By Donald Master of Reay's marriage contract with Marion Dalrymple, 23rd Aug 1732, his father became bound to make resignation of the lands and estate, and to obtain new charters and infeftments of the same in favour of himself in liferent, and to the said Master and his heirs male and of tallie in fee, whom failing to others mentioned [Reay Papers]. As this arrangement was duly and legally carried out, the estate became entailed. But by a subsequent arrangement made on the Master's second marriage, 1st Oct 1741, the estate was conveyed to the said Master and his heirs, whom failing to others mentioned, in fee simple and without any irritant clauses. This double arrangement, which was only intended to be temporary, put the inheritance into an anomalous position, as we shall see afterwards.
By the second arrangement above mentioned, Donald the Master permitted his father, the third Lord Reay, to put the estate under trustees, in order to make provision for his large family, and this arrangement to continue until the specified burdens were removed or paid off. In consequence of this, when Donald succeeded as Lord Reay he found himself practically a portioner with but a divided control over the heritable property, and the estate (that portion of it not wadsetted) held in tack by his half-brother, the Hon. Hugh Mackay of Bighouse. It continued thus until Donald, 4th Lord Reay, died.
George, 5th Lord Reay, who kicked against this arrangement when he came of age, describes his father as "an easy facile man, and altogether ignorant of business". Mrs Fullarton, grand-daughter of the 4th Lord Reay, [Marianne, daughter of 5th Lord Reay] describes her grandfather as one,
"Who tho' possessing a good plain understanding, graced with all the accomplishments of a gentleman, derived from liberal education and foreign travel, was yet totally unacquainted with the business of ordinary life; and being, from an openess of disposition, perfectly artless and unsuspecting." [Reay Papers]
The above description of Lord Donald is in perfect accord with the picture drawn by Rob Donn, a Strathnaver contemporary poet, in an elegy to his Lordship.
The poet says that his Lordship cared far more "for the image of God on a good man, than for the king's image on a piece of gold"; and describing the loss which the country sustained by his death, he proceeds: -
"Ach cha deach' uiread de throcair
A chuir fo'n fhoid ri mo linn,
'S a chaidh charadh 's an toma
Le Morair Domhnull MacAoidh."
Not so much of mercy was
Gathered under the sod in my day,
As was laid in the tomb
Along with Lord Donald Mackay.
As during his father's lifetime, so thereafter and until his own death, Lord Donald continued to reside at Balnakeil House, Durness, leaving the Trust estate to the management of his half-brother, Mackay of Bighouse. In consequence of a threatened war with France and the generally disturbed state of Europe in 1759, the Earl of Sutherland raised a Highland regiment in which Mackay of Bighouse held the rank of Major. This regiment was largely recruited in Strathnaver, and did garrison duty at Inverness, Stirling, Perth, Dundee, etc. It saw no active service, and was disbanded in 1763.

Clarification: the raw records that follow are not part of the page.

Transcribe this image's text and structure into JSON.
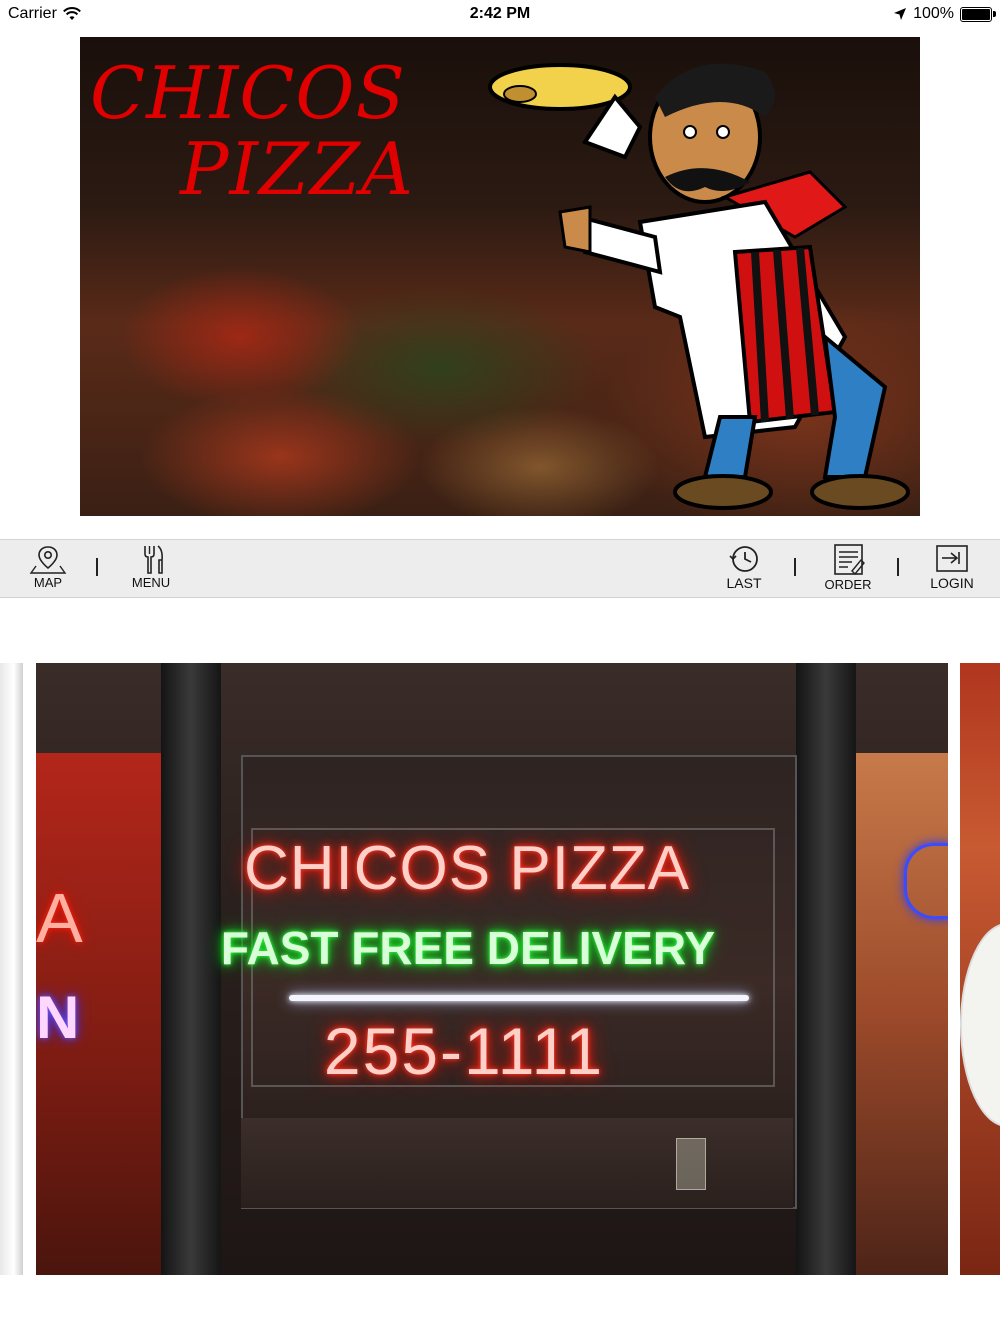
{
  "status_bar": {
    "carrier": "Carrier",
    "time": "2:42 PM",
    "battery": "100%",
    "battery_level": 1.0
  },
  "banner": {
    "brand_line1": "CHICOS",
    "brand_line2": "PIZZA"
  },
  "toolbar": {
    "map_label": "MAP",
    "menu_label": "MENU",
    "last_label": "LAST",
    "order_label": "ORDER",
    "login_label": "LOGIN",
    "separator": "|"
  },
  "carousel": {
    "current_slide": {
      "sign_line1": "CHICOS PIZZA",
      "sign_line2": "FAST FREE DELIVERY",
      "sign_line3": "255-1111"
    },
    "left_slide_fragment": "A",
    "left_slide_fragment2": "N"
  },
  "colors": {
    "brand_red": "#e00000",
    "toolbar_bg": "#ededed",
    "neon_red": "#ff2010",
    "neon_green": "#12d820"
  }
}
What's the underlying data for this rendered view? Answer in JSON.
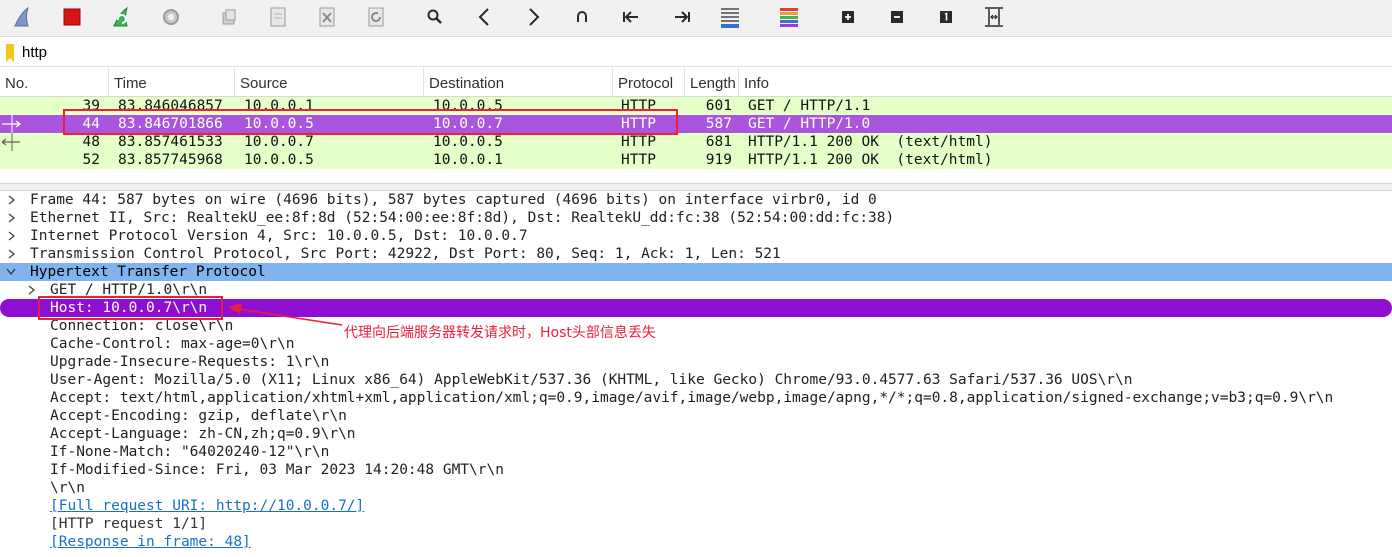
{
  "toolbar": {
    "buttons": [
      {
        "name": "shark-fin-start-icon",
        "color": "#5b6f9e"
      },
      {
        "name": "stop-capture-icon",
        "color": "#d61414"
      },
      {
        "name": "restart-capture-icon",
        "color": "#2da84a"
      },
      {
        "name": "capture-options-gear-icon",
        "color": "#9a9a9a"
      },
      {
        "name": "open-file-icon",
        "color": "#9a9a9a"
      },
      {
        "name": "save-file-icon",
        "color": "#9a9a9a"
      },
      {
        "name": "close-file-icon",
        "color": "#9a9a9a"
      },
      {
        "name": "reload-file-icon",
        "color": "#9a9a9a"
      },
      {
        "name": "find-packet-icon",
        "color": "#2b2b2b"
      },
      {
        "name": "go-back-icon",
        "color": "#2b2b2b"
      },
      {
        "name": "go-forward-icon",
        "color": "#2b2b2b"
      },
      {
        "name": "go-to-packet-icon",
        "color": "#2b2b2b"
      },
      {
        "name": "first-packet-icon",
        "color": "#2b2b2b"
      },
      {
        "name": "last-packet-icon",
        "color": "#2b2b2b"
      },
      {
        "name": "auto-scroll-icon",
        "color": "#2b2b2b"
      },
      {
        "name": "colorize-icon",
        "color": "#2b2b2b"
      },
      {
        "name": "zoom-in-icon",
        "color": "#2b2b2b"
      },
      {
        "name": "zoom-out-icon",
        "color": "#2b2b2b"
      },
      {
        "name": "normal-size-icon",
        "color": "#2b2b2b"
      },
      {
        "name": "resize-columns-icon",
        "color": "#2b2b2b"
      }
    ]
  },
  "filter": {
    "value": "http"
  },
  "packet_list": {
    "columns": [
      "No.",
      "Time",
      "Source",
      "Destination",
      "Protocol",
      "Length",
      "Info"
    ],
    "rows": [
      {
        "no": "39",
        "time": "83.846046857",
        "source": "10.0.0.1",
        "destination": "10.0.0.5",
        "protocol": "HTTP",
        "length": "601",
        "info": "GET / HTTP/1.1"
      },
      {
        "no": "44",
        "time": "83.846701866",
        "source": "10.0.0.5",
        "destination": "10.0.0.7",
        "protocol": "HTTP",
        "length": "587",
        "info": "GET / HTTP/1.0"
      },
      {
        "no": "48",
        "time": "83.857461533",
        "source": "10.0.0.7",
        "destination": "10.0.0.5",
        "protocol": "HTTP",
        "length": "681",
        "info": "HTTP/1.1 200 OK  (text/html)"
      },
      {
        "no": "52",
        "time": "83.857745968",
        "source": "10.0.0.5",
        "destination": "10.0.0.1",
        "protocol": "HTTP",
        "length": "919",
        "info": "HTTP/1.1 200 OK  (text/html)"
      }
    ],
    "row_color": "#e4ffc7",
    "selected_color": "#aa55dd"
  },
  "detail": {
    "frame": "Frame 44: 587 bytes on wire (4696 bits), 587 bytes captured (4696 bits) on interface virbr0, id 0",
    "ethernet": "Ethernet II, Src: RealtekU_ee:8f:8d (52:54:00:ee:8f:8d), Dst: RealtekU_dd:fc:38 (52:54:00:dd:fc:38)",
    "ip": "Internet Protocol Version 4, Src: 10.0.0.5, Dst: 10.0.0.7",
    "tcp": "Transmission Control Protocol, Src Port: 42922, Dst Port: 80, Seq: 1, Ack: 1, Len: 521",
    "http": "Hypertext Transfer Protocol",
    "request_line": "GET / HTTP/1.0\\r\\n",
    "host": "Host: 10.0.0.7\\r\\n",
    "connection": "Connection: close\\r\\n",
    "cache_control": "Cache-Control: max-age=0\\r\\n",
    "upgrade": "Upgrade-Insecure-Requests: 1\\r\\n",
    "user_agent": "User-Agent: Mozilla/5.0 (X11; Linux x86_64) AppleWebKit/537.36 (KHTML, like Gecko) Chrome/93.0.4577.63 Safari/537.36 UOS\\r\\n",
    "accept": "Accept: text/html,application/xhtml+xml,application/xml;q=0.9,image/avif,image/webp,image/apng,*/*;q=0.8,application/signed-exchange;v=b3;q=0.9\\r\\n",
    "accept_encoding": "Accept-Encoding: gzip, deflate\\r\\n",
    "accept_language": "Accept-Language: zh-CN,zh;q=0.9\\r\\n",
    "if_none_match": "If-None-Match: \"64020240-12\"\\r\\n",
    "if_modified_since": "If-Modified-Since: Fri, 03 Mar 2023 14:20:48 GMT\\r\\n",
    "crlf": "\\r\\n",
    "full_uri": "[Full request URI: http://10.0.0.7/]",
    "request_num": "[HTTP request 1/1]",
    "response_in": "[Response in frame: 48]"
  },
  "annotation": {
    "text": "代理向后端服务器转发请求时，Host头部信息丢失",
    "color": "#e8203a"
  }
}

His Lordship, who died at Durness, 18th Aug 1761, and was buried in the family vault at Tongue, married first (contract 23rd Aug 1732), Marion, daughter of Sir Robert Dalrymple of Castleton, son of Sir Hugh Dalrymple of North Berwick (President of the Court of Session), and by her, who died in 1740, had issue two sons: -